The best hits resulted from hitting the ball against the corner of a step, especially to get a nice line drive.  Here's how we scored it, depending on whether it was the front or back yard:

  • Single (Front or back): Ground ball that got past the fielder.
  • Double: Fly ball that (F) landed at least halfway across the street, or (B) in the front half of the alley.
  • Triple: Fly ball that (F) landed between the street and the far sidewalk, or (B) in the back half of the alley.
  • Home run: Fly ball that (F) reached the far sidewalk or further, or (B) the garage or yard across the alley.
  • Foul: Usually landing (F) outside the width of the yard where the steps were, or (B) in either of the adjacent yards.  Or, to the consternation of my mother, (F or B) any ball that hit the steps but bounced up onto the porch, often hitting the screen door.
Playing out front was more difficult because of the cars that would often be parked right in our field of play, not to mention the ones that dared interfere by driving through.  But we were less likely to hit the front door with a foul ball, thanks to the huge porch.  On occasion, we'd put a ball up atop the porch, but that takes skill.
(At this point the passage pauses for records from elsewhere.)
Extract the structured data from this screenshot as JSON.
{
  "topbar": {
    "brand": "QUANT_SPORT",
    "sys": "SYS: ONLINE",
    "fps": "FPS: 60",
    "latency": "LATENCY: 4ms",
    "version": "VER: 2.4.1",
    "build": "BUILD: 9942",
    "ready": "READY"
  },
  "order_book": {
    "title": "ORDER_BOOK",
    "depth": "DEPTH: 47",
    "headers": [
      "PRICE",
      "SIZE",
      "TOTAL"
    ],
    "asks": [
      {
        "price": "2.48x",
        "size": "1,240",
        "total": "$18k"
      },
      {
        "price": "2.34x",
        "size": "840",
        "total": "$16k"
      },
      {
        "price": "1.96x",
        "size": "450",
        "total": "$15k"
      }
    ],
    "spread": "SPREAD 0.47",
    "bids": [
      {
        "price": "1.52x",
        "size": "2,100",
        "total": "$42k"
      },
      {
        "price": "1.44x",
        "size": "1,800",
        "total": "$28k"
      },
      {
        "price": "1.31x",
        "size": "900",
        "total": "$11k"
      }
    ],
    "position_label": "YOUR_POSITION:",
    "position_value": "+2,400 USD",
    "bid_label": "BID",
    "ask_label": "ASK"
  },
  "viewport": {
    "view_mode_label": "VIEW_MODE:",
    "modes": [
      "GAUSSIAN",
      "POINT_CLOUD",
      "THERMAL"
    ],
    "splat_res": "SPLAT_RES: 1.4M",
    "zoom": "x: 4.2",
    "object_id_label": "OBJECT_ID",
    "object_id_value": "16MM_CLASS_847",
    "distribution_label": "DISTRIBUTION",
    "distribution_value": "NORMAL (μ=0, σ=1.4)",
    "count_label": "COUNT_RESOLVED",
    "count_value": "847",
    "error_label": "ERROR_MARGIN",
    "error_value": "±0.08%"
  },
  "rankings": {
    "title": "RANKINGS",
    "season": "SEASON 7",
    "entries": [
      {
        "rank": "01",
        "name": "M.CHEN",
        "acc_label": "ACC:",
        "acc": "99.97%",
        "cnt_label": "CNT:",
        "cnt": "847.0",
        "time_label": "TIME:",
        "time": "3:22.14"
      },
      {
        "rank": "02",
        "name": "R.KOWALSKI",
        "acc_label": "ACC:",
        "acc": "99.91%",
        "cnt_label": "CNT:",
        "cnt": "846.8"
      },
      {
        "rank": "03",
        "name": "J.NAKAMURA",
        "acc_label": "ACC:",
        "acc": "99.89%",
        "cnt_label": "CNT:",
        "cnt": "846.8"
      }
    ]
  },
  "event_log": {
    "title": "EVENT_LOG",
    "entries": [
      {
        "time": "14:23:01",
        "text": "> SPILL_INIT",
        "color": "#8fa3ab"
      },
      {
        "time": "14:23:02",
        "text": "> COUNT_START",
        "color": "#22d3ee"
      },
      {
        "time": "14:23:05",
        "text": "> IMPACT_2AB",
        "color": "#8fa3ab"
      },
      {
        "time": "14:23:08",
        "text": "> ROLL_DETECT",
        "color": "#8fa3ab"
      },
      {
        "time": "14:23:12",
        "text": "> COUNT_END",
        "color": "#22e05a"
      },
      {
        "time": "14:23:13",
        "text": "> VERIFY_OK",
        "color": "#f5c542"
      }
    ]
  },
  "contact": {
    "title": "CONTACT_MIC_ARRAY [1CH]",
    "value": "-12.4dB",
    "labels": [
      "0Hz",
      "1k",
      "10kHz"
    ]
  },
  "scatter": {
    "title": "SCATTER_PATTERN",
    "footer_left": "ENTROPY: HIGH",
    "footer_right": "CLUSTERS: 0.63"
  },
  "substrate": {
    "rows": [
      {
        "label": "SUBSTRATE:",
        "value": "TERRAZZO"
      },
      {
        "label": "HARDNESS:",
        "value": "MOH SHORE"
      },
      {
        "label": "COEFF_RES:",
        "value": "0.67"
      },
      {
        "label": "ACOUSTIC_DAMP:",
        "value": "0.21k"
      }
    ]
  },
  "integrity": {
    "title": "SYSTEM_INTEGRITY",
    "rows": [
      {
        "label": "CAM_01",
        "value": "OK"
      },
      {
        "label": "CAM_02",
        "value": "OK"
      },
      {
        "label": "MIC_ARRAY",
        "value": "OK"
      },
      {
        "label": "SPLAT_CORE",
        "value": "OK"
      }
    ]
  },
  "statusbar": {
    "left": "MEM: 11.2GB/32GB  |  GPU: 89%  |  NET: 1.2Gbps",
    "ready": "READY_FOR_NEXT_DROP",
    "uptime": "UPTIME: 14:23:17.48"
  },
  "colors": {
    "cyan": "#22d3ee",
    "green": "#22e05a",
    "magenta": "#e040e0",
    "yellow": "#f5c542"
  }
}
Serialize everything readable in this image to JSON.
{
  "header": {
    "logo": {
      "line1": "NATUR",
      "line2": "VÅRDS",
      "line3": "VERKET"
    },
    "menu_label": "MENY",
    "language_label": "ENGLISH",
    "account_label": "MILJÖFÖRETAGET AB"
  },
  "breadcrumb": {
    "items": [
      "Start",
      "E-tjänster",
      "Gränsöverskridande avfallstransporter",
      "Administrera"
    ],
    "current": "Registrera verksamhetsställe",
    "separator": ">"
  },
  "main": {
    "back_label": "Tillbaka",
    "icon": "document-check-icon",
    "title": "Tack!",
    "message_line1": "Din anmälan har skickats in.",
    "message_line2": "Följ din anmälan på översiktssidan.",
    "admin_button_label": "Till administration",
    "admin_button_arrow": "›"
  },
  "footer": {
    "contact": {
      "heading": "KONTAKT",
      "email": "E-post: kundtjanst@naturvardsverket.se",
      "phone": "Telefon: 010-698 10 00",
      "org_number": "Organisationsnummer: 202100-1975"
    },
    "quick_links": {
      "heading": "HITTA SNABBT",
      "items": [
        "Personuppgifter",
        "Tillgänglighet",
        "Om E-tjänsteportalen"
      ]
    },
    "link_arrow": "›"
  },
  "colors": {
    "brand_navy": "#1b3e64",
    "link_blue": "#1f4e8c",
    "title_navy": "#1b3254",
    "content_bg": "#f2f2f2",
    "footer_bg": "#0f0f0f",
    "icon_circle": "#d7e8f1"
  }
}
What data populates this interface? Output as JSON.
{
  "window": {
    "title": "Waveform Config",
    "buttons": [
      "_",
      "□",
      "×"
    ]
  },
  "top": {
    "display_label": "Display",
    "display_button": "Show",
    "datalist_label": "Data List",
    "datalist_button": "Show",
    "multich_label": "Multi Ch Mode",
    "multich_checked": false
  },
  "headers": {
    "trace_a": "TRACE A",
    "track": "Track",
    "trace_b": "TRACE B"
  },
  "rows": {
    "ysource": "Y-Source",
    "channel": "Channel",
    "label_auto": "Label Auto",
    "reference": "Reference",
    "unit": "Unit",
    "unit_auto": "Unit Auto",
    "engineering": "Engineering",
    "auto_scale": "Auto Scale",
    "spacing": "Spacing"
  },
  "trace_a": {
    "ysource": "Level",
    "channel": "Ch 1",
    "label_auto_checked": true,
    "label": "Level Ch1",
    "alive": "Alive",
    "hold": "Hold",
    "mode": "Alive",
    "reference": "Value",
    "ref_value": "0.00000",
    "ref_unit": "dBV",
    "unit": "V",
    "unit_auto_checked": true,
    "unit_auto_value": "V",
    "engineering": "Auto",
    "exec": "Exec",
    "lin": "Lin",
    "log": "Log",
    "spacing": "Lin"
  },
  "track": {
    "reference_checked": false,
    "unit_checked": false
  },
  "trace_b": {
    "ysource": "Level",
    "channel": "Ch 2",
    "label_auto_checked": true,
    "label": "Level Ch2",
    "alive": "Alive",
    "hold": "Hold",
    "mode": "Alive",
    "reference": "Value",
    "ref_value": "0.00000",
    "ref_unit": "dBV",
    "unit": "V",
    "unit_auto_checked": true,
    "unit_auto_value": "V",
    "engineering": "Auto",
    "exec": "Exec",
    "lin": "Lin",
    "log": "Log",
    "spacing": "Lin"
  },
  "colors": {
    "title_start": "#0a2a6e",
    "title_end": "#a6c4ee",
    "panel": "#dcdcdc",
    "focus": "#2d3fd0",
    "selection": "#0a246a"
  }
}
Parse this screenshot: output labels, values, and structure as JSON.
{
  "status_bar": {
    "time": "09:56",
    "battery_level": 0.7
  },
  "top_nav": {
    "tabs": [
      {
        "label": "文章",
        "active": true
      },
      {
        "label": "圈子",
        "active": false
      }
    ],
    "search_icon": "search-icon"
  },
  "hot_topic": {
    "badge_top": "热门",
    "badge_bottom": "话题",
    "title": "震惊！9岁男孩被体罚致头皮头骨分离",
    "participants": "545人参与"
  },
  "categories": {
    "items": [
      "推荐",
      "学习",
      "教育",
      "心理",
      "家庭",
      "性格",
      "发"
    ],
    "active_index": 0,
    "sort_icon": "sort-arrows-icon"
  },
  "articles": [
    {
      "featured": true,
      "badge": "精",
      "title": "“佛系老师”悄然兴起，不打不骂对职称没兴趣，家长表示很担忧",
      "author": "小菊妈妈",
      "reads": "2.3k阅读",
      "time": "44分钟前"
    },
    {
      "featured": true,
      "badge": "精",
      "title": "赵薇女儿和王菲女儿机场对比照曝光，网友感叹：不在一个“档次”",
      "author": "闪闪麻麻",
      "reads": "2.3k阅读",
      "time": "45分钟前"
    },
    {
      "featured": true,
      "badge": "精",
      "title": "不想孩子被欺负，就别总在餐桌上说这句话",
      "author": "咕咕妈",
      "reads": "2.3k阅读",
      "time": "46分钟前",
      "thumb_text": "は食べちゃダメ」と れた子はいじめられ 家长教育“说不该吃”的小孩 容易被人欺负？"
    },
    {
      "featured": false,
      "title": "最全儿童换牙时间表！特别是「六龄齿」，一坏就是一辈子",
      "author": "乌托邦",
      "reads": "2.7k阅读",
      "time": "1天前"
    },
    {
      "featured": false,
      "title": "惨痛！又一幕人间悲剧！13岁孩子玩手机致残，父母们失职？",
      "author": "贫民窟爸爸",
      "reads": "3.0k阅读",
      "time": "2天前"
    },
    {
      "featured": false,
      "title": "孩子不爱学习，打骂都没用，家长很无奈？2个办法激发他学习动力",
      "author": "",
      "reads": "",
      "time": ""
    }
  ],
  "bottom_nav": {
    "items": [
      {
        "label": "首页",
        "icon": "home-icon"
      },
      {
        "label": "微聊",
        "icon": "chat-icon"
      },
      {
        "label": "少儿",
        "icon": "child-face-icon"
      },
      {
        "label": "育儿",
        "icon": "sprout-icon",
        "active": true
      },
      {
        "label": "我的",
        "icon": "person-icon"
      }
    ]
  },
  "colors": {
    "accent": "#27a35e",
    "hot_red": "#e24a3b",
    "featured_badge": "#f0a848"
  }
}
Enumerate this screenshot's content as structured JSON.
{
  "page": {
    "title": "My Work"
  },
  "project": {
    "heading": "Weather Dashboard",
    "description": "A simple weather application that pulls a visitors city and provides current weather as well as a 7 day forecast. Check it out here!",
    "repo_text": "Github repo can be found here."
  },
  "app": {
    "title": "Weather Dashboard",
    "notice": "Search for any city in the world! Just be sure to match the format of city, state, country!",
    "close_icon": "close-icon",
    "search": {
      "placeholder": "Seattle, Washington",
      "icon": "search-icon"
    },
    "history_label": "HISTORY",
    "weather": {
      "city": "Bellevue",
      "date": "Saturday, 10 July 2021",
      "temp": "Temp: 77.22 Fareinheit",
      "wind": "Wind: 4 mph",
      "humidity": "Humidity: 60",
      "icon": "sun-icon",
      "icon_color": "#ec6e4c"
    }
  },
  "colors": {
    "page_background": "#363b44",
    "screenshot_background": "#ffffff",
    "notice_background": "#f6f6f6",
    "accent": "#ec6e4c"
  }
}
A high school classmate of mine found stepball fascinating when he came to visit the summer between  freshman and sophomore years.  Of course, as the son of a bank executive, he'd never been in an inner city neighborhood.  He later showed me a version of baseball he'd invented on his tennis court.  (Other "rich kids" loved exploring my neighborhood.  One wanted to find rats along Herring Run and go walking through the sewers.)

Up at the nearby elementary school, kids often played "wallball", using similar principles for how far a ball would go for what kind of hit it was.  But the batter actually used a bat, standing in front of a rectangle painted on the building.  That way, the pitcher had his own strike zone, and the ball would come right back to him.

Saturday, May 22, 2010

We Really Used To Sing This, Exhibit 1

Written Perpetrated by Tom Parker, 1968  (In our critique of the St. Louis Jesuits, Haugen-Haas, Tom Conry, etc., we forget that Parker, Jack Miffleton, and Ray Repp -- with the complicity of WLP -- started this Spirit-of-Vatican-II descent into Liturgical Music Hades.)

Let All The Earth Sing His Praise

REFRAIN: Let all the earth sing his praise and joyful voices raise, for his mercy reaches out to ev'ry land.  (I used to think it was "BEFORE his mercy reaches out."  I wanted to make sure I raised my joyful voice in time!)

1. Sing, men, of distant China, tell of his worth
From Italy to the icy sea of the North.  (All those syllables were crammed in toward the end of the line.)
Men who ride on elephants and men who work in stores; (how sexist!)
Jesus is Lord of all the earth. (In other words, ignore those three previous lines.)

2. Come, dance, and run before him all you who can,
from Baltimore to the distant shore of Japan. (I think that's why our parish sung this so much; it mentioned good old Bawlamer.  But why?)
Men (again!) who plow the endless (?) plains your Savior is at hand: Jesus the hope of ev'ry land.  (Again, a mention of Jesus covers up everything else.)

3. Hear us men of France and Sweden, boys of Peru, (Did Parker influence Steely Dan to use a bunch of geographic references?)
all children of the sea, girls (finally) of Brittany, too. (Um, excuse me, but Brittany is in the aforementioned France.)
Babies who ride on camels trudging seas of sand: (Metrically, this line, and most of those in the verses, make no musical sense.)
Jesus, your brother's callin' you. ("Callin'" is how Parker wrote it.)

And this was called liturgical music.  I think I'd prefer "Headin' out to Eden, yea, brother . . ." from Star Trek.